> **Data section**:
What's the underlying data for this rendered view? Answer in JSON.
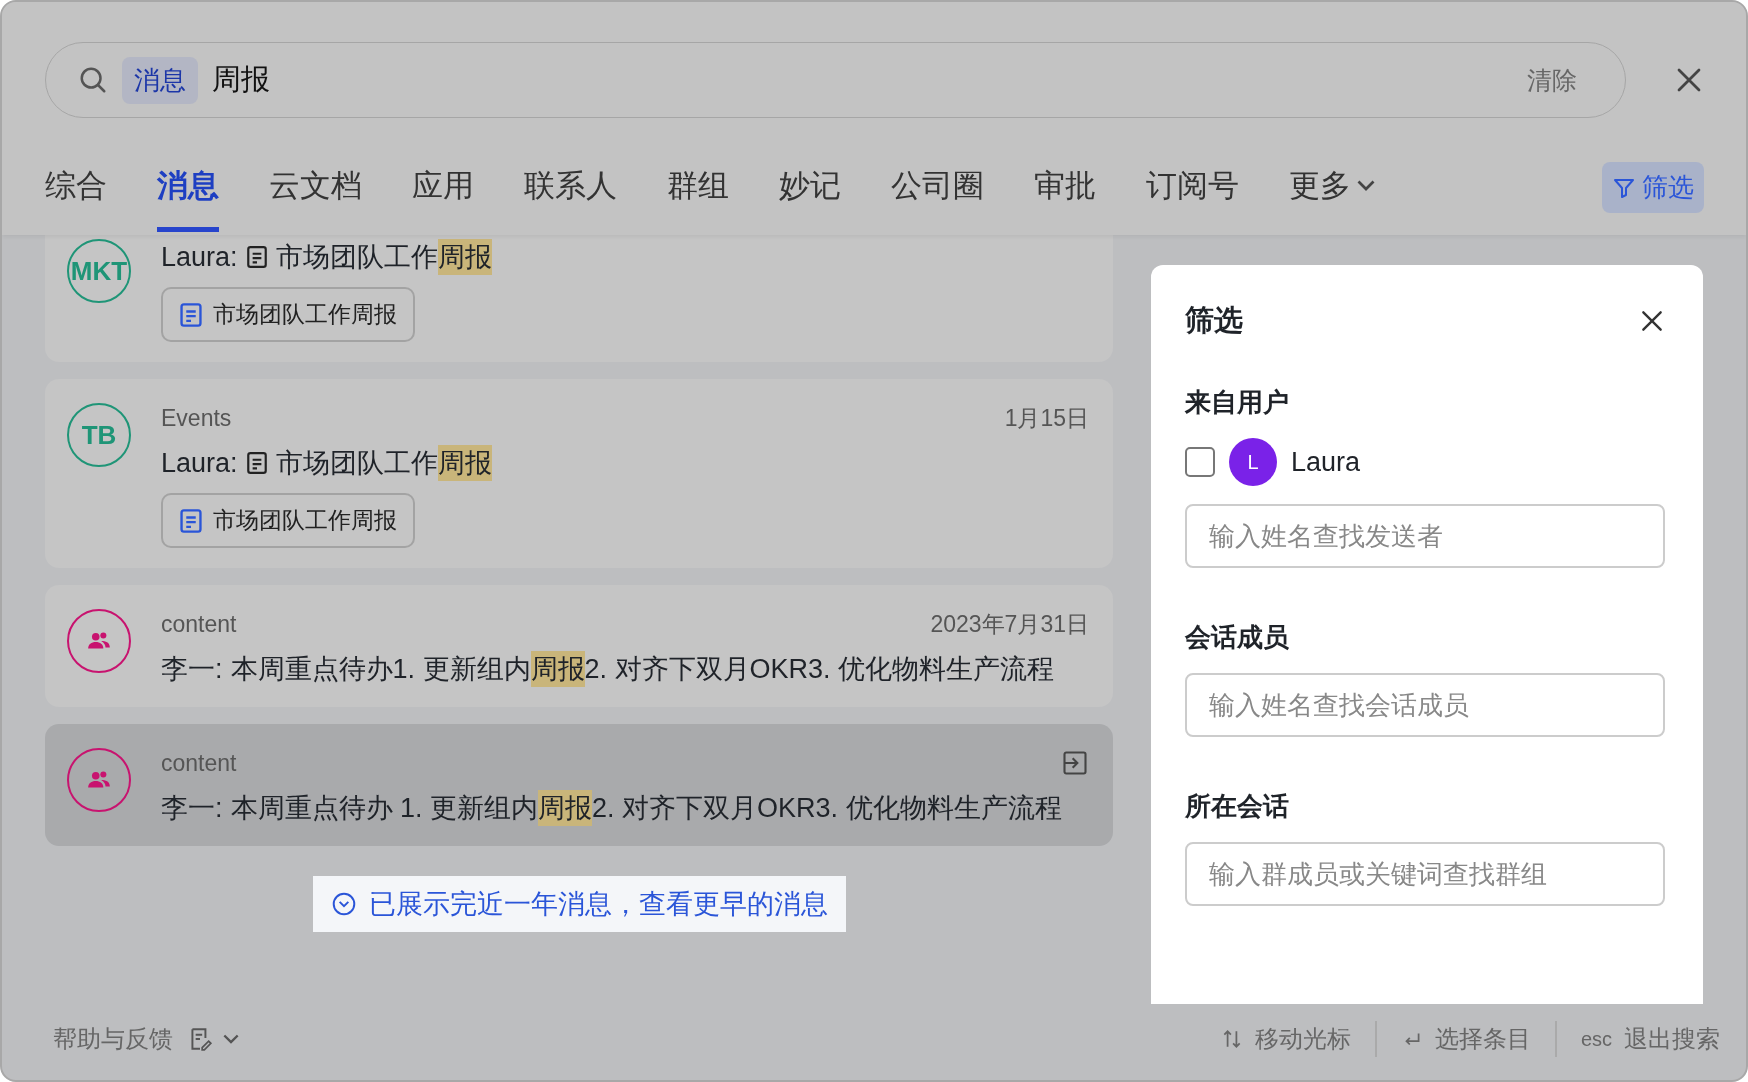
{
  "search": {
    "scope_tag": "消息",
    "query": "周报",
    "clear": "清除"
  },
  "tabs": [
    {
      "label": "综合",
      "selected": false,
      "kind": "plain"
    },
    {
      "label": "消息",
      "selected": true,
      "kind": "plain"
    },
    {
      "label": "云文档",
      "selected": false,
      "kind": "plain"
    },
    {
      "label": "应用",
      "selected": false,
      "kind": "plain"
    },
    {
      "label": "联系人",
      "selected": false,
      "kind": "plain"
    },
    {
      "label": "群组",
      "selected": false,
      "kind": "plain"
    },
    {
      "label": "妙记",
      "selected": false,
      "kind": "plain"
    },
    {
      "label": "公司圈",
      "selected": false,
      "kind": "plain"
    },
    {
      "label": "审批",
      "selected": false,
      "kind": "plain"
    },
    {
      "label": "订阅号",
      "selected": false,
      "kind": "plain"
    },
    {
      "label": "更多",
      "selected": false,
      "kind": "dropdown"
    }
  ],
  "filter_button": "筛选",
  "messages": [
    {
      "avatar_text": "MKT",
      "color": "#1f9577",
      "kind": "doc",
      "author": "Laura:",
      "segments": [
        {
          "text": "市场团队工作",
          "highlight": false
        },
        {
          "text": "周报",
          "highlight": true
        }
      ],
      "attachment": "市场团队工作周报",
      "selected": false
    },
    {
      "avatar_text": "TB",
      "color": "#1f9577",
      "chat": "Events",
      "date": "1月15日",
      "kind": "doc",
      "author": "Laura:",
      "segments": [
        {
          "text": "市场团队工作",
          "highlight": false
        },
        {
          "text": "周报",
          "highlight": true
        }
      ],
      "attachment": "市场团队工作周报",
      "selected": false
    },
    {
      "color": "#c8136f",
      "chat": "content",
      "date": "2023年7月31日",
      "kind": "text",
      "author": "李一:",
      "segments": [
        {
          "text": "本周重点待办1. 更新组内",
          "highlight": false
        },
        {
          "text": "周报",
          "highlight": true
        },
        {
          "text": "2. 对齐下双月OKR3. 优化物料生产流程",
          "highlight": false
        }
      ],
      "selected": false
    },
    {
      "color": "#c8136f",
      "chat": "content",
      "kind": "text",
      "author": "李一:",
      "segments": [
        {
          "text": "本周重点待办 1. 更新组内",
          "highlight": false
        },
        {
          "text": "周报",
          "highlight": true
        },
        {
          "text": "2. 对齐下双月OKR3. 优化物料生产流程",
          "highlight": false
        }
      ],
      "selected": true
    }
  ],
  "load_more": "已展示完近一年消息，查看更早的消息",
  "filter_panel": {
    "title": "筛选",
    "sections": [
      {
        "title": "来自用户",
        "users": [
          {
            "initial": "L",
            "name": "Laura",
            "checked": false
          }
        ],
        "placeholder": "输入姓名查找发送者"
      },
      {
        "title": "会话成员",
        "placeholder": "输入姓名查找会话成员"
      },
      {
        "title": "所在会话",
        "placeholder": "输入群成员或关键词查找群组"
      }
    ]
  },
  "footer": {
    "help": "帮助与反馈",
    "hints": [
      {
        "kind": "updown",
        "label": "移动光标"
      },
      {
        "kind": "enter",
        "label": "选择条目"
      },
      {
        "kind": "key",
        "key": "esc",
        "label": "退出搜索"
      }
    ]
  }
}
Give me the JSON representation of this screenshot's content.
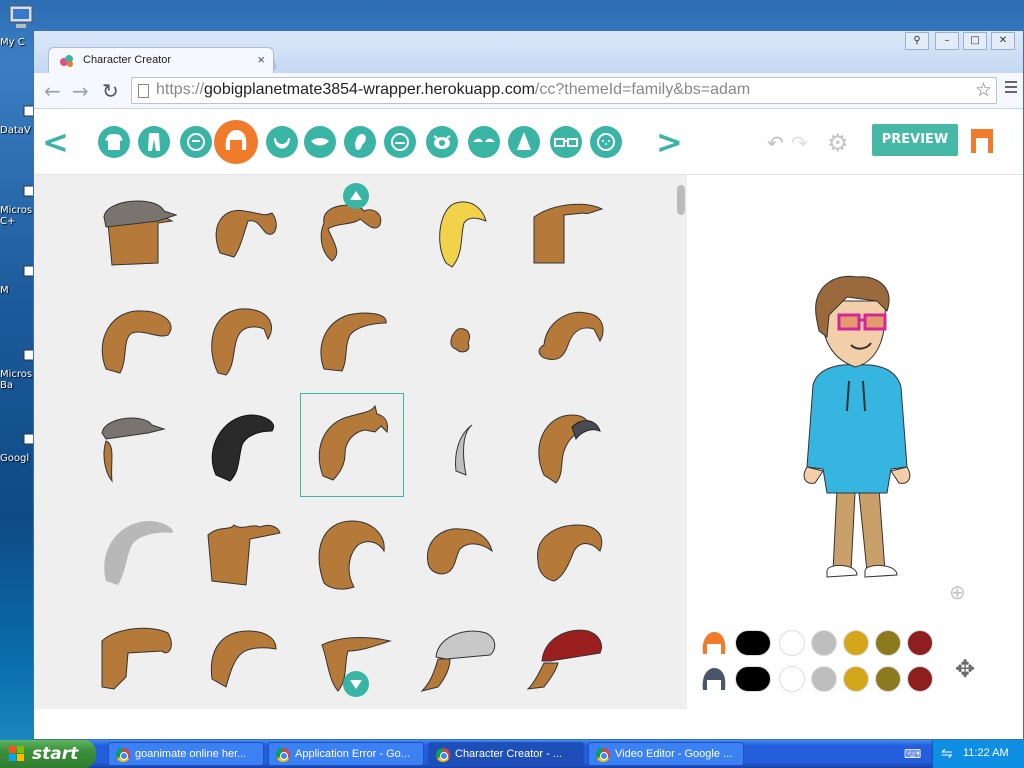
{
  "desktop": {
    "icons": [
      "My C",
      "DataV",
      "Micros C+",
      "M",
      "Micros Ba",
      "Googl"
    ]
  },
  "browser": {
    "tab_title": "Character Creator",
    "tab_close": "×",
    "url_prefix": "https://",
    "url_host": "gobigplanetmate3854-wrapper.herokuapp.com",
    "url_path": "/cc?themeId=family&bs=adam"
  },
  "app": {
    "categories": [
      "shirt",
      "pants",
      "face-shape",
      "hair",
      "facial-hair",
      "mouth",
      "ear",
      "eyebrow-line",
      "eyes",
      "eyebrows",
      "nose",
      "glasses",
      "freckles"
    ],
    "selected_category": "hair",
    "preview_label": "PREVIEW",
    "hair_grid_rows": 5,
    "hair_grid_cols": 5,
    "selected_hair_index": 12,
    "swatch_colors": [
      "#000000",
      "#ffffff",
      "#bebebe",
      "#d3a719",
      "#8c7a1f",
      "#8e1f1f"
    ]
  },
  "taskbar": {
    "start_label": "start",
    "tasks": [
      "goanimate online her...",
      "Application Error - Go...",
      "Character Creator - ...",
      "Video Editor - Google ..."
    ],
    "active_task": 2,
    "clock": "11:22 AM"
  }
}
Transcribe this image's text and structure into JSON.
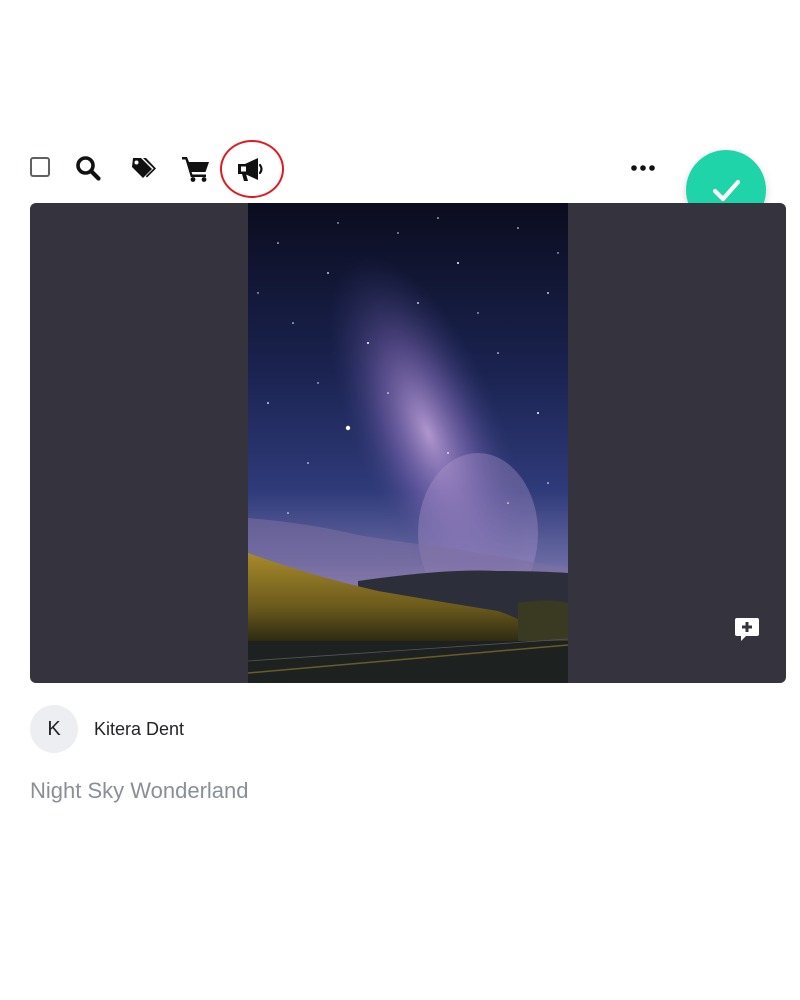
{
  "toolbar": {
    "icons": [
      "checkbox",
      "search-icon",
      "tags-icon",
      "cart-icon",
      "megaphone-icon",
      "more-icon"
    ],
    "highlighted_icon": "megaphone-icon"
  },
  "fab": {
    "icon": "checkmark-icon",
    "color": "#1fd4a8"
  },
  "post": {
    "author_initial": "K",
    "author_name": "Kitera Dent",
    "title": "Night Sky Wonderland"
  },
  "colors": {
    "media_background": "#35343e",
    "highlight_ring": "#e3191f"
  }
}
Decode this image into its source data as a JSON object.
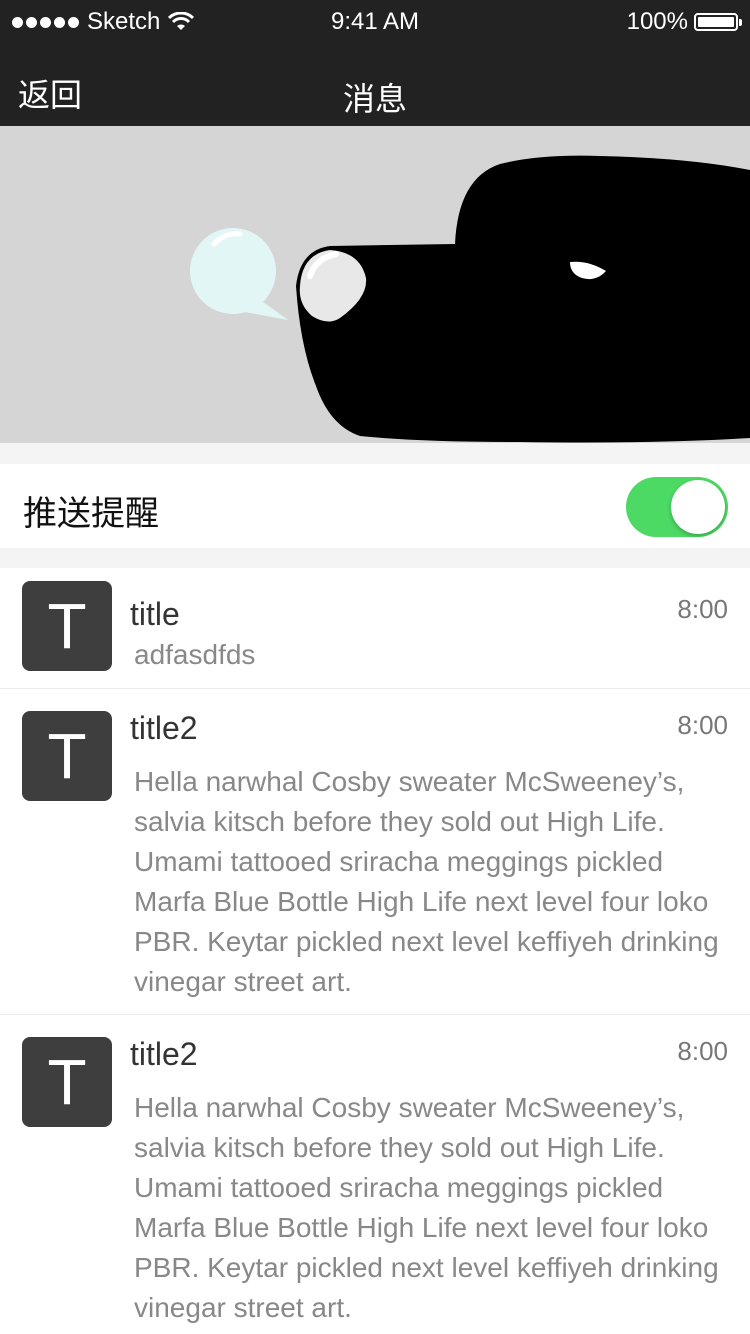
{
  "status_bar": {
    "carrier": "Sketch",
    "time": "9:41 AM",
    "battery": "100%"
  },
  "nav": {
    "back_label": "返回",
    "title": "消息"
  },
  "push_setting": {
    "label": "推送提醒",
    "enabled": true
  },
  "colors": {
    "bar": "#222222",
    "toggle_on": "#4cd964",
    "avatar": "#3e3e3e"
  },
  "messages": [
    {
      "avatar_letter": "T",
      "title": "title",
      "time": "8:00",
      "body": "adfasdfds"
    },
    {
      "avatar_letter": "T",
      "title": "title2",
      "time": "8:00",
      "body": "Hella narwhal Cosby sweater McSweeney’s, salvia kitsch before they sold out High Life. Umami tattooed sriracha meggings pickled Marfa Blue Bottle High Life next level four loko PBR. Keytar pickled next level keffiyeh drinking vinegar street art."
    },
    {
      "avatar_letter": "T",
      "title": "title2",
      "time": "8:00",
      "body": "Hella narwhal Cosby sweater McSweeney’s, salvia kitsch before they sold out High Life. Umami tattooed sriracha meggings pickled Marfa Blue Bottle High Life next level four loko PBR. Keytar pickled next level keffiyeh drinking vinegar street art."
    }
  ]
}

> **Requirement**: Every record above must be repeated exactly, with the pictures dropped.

> **Result for this exercise**:
What's the underlying data for this rendered view? Answer in JSON.
{
  "search": {
    "scope_tag": "消息",
    "query": "周报",
    "clear": "清除"
  },
  "tabs": [
    {
      "label": "综合",
      "selected": false,
      "kind": "plain"
    },
    {
      "label": "消息",
      "selected": true,
      "kind": "plain"
    },
    {
      "label": "云文档",
      "selected": false,
      "kind": "plain"
    },
    {
      "label": "应用",
      "selected": false,
      "kind": "plain"
    },
    {
      "label": "联系人",
      "selected": false,
      "kind": "plain"
    },
    {
      "label": "群组",
      "selected": false,
      "kind": "plain"
    },
    {
      "label": "妙记",
      "selected": false,
      "kind": "plain"
    },
    {
      "label": "公司圈",
      "selected": false,
      "kind": "plain"
    },
    {
      "label": "审批",
      "selected": false,
      "kind": "plain"
    },
    {
      "label": "订阅号",
      "selected": false,
      "kind": "plain"
    },
    {
      "label": "更多",
      "selected": false,
      "kind": "dropdown"
    }
  ],
  "filter_button": "筛选",
  "messages": [
    {
      "avatar_text": "MKT",
      "color": "#1f9577",
      "kind": "doc",
      "author": "Laura:",
      "segments": [
        {
          "text": "市场团队工作",
          "highlight": false
        },
        {
          "text": "周报",
          "highlight": true
        }
      ],
      "attachment": "市场团队工作周报",
      "selected": false
    },
    {
      "avatar_text": "TB",
      "color": "#1f9577",
      "chat": "Events",
      "date": "1月15日",
      "kind": "doc",
      "author": "Laura:",
      "segments": [
        {
          "text": "市场团队工作",
          "highlight": false
        },
        {
          "text": "周报",
          "highlight": true
        }
      ],
      "attachment": "市场团队工作周报",
      "selected": false
    },
    {
      "color": "#c8136f",
      "chat": "content",
      "date": "2023年7月31日",
      "kind": "text",
      "author": "李一:",
      "segments": [
        {
          "text": "本周重点待办1. 更新组内",
          "highlight": false
        },
        {
          "text": "周报",
          "highlight": true
        },
        {
          "text": "2. 对齐下双月OKR3. 优化物料生产流程",
          "highlight": false
        }
      ],
      "selected": false
    },
    {
      "color": "#c8136f",
      "chat": "content",
      "kind": "text",
      "author": "李一:",
      "segments": [
        {
          "text": "本周重点待办 1. 更新组内",
          "highlight": false
        },
        {
          "text": "周报",
          "highlight": true
        },
        {
          "text": "2. 对齐下双月OKR3. 优化物料生产流程",
          "highlight": false
        }
      ],
      "selected": true
    }
  ],
  "load_more": "已展示完近一年消息，查看更早的消息",
  "filter_panel": {
    "title": "筛选",
    "sections": [
      {
        "title": "来自用户",
        "users": [
          {
            "initial": "L",
            "name": "Laura",
            "checked": false
          }
        ],
        "placeholder": "输入姓名查找发送者"
      },
      {
        "title": "会话成员",
        "placeholder": "输入姓名查找会话成员"
      },
      {
        "title": "所在会话",
        "placeholder": "输入群成员或关键词查找群组"
      }
    ]
  },
  "footer": {
    "help": "帮助与反馈",
    "hints": [
      {
        "kind": "updown",
        "label": "移动光标"
      },
      {
        "kind": "enter",
        "label": "选择条目"
      },
      {
        "kind": "key",
        "key": "esc",
        "label": "退出搜索"
      }
    ]
  }
}
Give me the JSON representation of this screenshot's content.
{
  "desktop": {
    "icons": [
      "My C",
      "DataV",
      "Micros C+",
      "M",
      "Micros Ba",
      "Googl"
    ]
  },
  "browser": {
    "tab_title": "Character Creator",
    "tab_close": "×",
    "url_prefix": "https://",
    "url_host": "gobigplanetmate3854-wrapper.herokuapp.com",
    "url_path": "/cc?themeId=family&bs=adam"
  },
  "app": {
    "categories": [
      "shirt",
      "pants",
      "face-shape",
      "hair",
      "facial-hair",
      "mouth",
      "ear",
      "eyebrow-line",
      "eyes",
      "eyebrows",
      "nose",
      "glasses",
      "freckles"
    ],
    "selected_category": "hair",
    "preview_label": "PREVIEW",
    "hair_grid_rows": 5,
    "hair_grid_cols": 5,
    "selected_hair_index": 12,
    "swatch_colors": [
      "#000000",
      "#ffffff",
      "#bebebe",
      "#d3a719",
      "#8c7a1f",
      "#8e1f1f"
    ]
  },
  "taskbar": {
    "start_label": "start",
    "tasks": [
      "goanimate online her...",
      "Application Error - Go...",
      "Character Creator - ...",
      "Video Editor - Google ..."
    ],
    "active_task": 2,
    "clock": "11:22 AM"
  }
}
Transcribe this image's text and structure into JSON.
{
  "toolbar": {
    "icons": [
      "checkbox",
      "search-icon",
      "tags-icon",
      "cart-icon",
      "megaphone-icon",
      "more-icon"
    ],
    "highlighted_icon": "megaphone-icon"
  },
  "fab": {
    "icon": "checkmark-icon",
    "color": "#1fd4a8"
  },
  "post": {
    "author_initial": "K",
    "author_name": "Kitera Dent",
    "title": "Night Sky Wonderland"
  },
  "colors": {
    "media_background": "#35343e",
    "highlight_ring": "#e3191f"
  }
}
Decode this image into its source data as a JSON object.
{
  "status_bar": {
    "carrier": "Sketch",
    "time": "9:41 AM",
    "battery": "100%"
  },
  "nav": {
    "back_label": "返回",
    "title": "消息"
  },
  "push_setting": {
    "label": "推送提醒",
    "enabled": true
  },
  "colors": {
    "bar": "#222222",
    "toggle_on": "#4cd964",
    "avatar": "#3e3e3e"
  },
  "messages": [
    {
      "avatar_letter": "T",
      "title": "title",
      "time": "8:00",
      "body": "adfasdfds"
    },
    {
      "avatar_letter": "T",
      "title": "title2",
      "time": "8:00",
      "body": "Hella narwhal Cosby sweater McSweeney’s, salvia kitsch before they sold out High Life. Umami tattooed sriracha meggings pickled Marfa Blue Bottle High Life next level four loko PBR. Keytar pickled next level keffiyeh drinking vinegar street art."
    },
    {
      "avatar_letter": "T",
      "title": "title2",
      "time": "8:00",
      "body": "Hella narwhal Cosby sweater McSweeney’s, salvia kitsch before they sold out High Life. Umami tattooed sriracha meggings pickled Marfa Blue Bottle High Life next level four loko PBR. Keytar pickled next level keffiyeh drinking vinegar street art."
    }
  ]
}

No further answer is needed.